A Guide to Salaries

A salary is a regular type of payment from an employer to an individual, which can be legally defined in an employment agreement. It is compared with piece wages, in which every completed job, work hour or other unit is paid individually, and not on a regular basis. Hourly workers are paid at the end of the day; salaried employees receive their salaries after a given number of hours. The salary may also be scheduled according to a specific date, which is referred to as a payday. A salary may also be determined by an individual’s performance, such as the number of years worked with the organization.

There are certain differences between hourly and salaried employees. For example, most companies set their own minimum wages. These are usually higher for employees hired after a specific amount of time. Some companies offer training programs to help new employees understand the differences between hourly and salaried wages. Many employees prefer the former over the latter.

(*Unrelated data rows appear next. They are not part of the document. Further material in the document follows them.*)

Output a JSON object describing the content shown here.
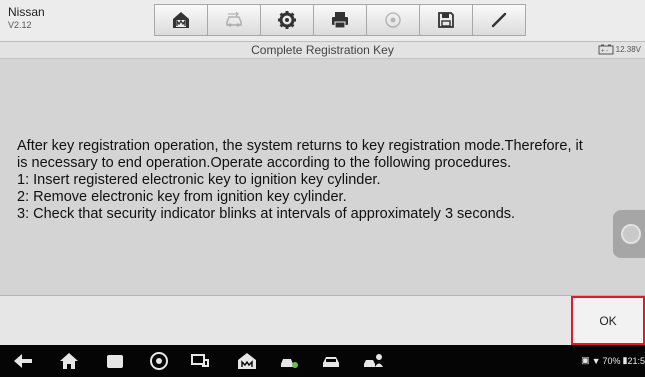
{
  "app": {
    "name": "Nissan",
    "version": "V2.12"
  },
  "toolbar": {
    "tools": [
      {
        "name": "home-tool-button",
        "icon": "home-icon"
      },
      {
        "name": "vehicle-swap-tool-button",
        "icon": "car-swap-icon"
      },
      {
        "name": "settings-tool-button",
        "icon": "gear-icon"
      },
      {
        "name": "print-tool-button",
        "icon": "printer-icon"
      },
      {
        "name": "help-tool-button",
        "icon": "help-icon"
      },
      {
        "name": "save-tool-button",
        "icon": "floppy-disk-icon"
      },
      {
        "name": "edit-tool-button",
        "icon": "pen-icon"
      }
    ]
  },
  "title": "Complete Registration Key",
  "battery_voltage": "12.38V",
  "message": {
    "lines": [
      "After key registration operation, the system returns to key registration mode.Therefore, it",
      "is necessary to end operation.Operate according to the following procedures.",
      "1: Insert registered electronic key to ignition key cylinder.",
      "2: Remove electronic key from ignition key cylinder.",
      "3: Check that security indicator blinks at intervals of approximately 3 seconds."
    ]
  },
  "ok_label": "OK",
  "status_bar": {
    "battery_percent": "70%",
    "time": "21:5"
  },
  "colors": {
    "ok_border": "#e0192d",
    "background": "#d4d4d4"
  }
}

Hourly wage employees may also be paid less in some cases. The amount of the bonus may also depend on the company’s policy regarding bonuses. For example, some companies award yearly bonuses. This practice is often controversial, as it can give employees an incentive to work more hours, thus allowing them to receive more money per hour worked.

The difference between an hourly employee who receives a bonus depends on the terms of the contract between the two parties. In general, however, an employee who receives a salary will not receive additional compensation for any overtime hours he works. This differs from a commission system, in which overtime compensation is often times included. Some companies also allow for commission earning, in which a percentage of the total sales is set aside, then given to employees as compensation for their sales. This is typically done on a monthly basis.

Most salaried workers are entitled to a small part of their base salary, called the benefit package. Most employee benefits packages are made up of an annual salary, and some benefits include insurance plans, dental coverage, vision care, paid time off, paid holidays, paid sick leave, and retirement benefits. Depending on the benefits package, this portion of the salary may vary, though some benefits, like vision care, may not be taxable. If an employee does not earn enough in a particular year to earn a dividend, the employer is not legally required to pay that person’s full benefit. This benefit is called a prorated salary, and basically means that the salary earned each year is less than the prorated amount the company would owe them if the employee had retired that year and received their entire prorated annual salary. Both the prorated and annual salary are considered part of the executive compensation package.

Companies may pay their employees different wages for different reasons. Chief among these reasons are economic downturns, low demand for labor, and bad economy. Some companies still pay the same wages to employees who have been with the company for many years, regardless of economic conditions, as they feel it is important for the company to have a strong base of workers that have been loyal to the business over the years.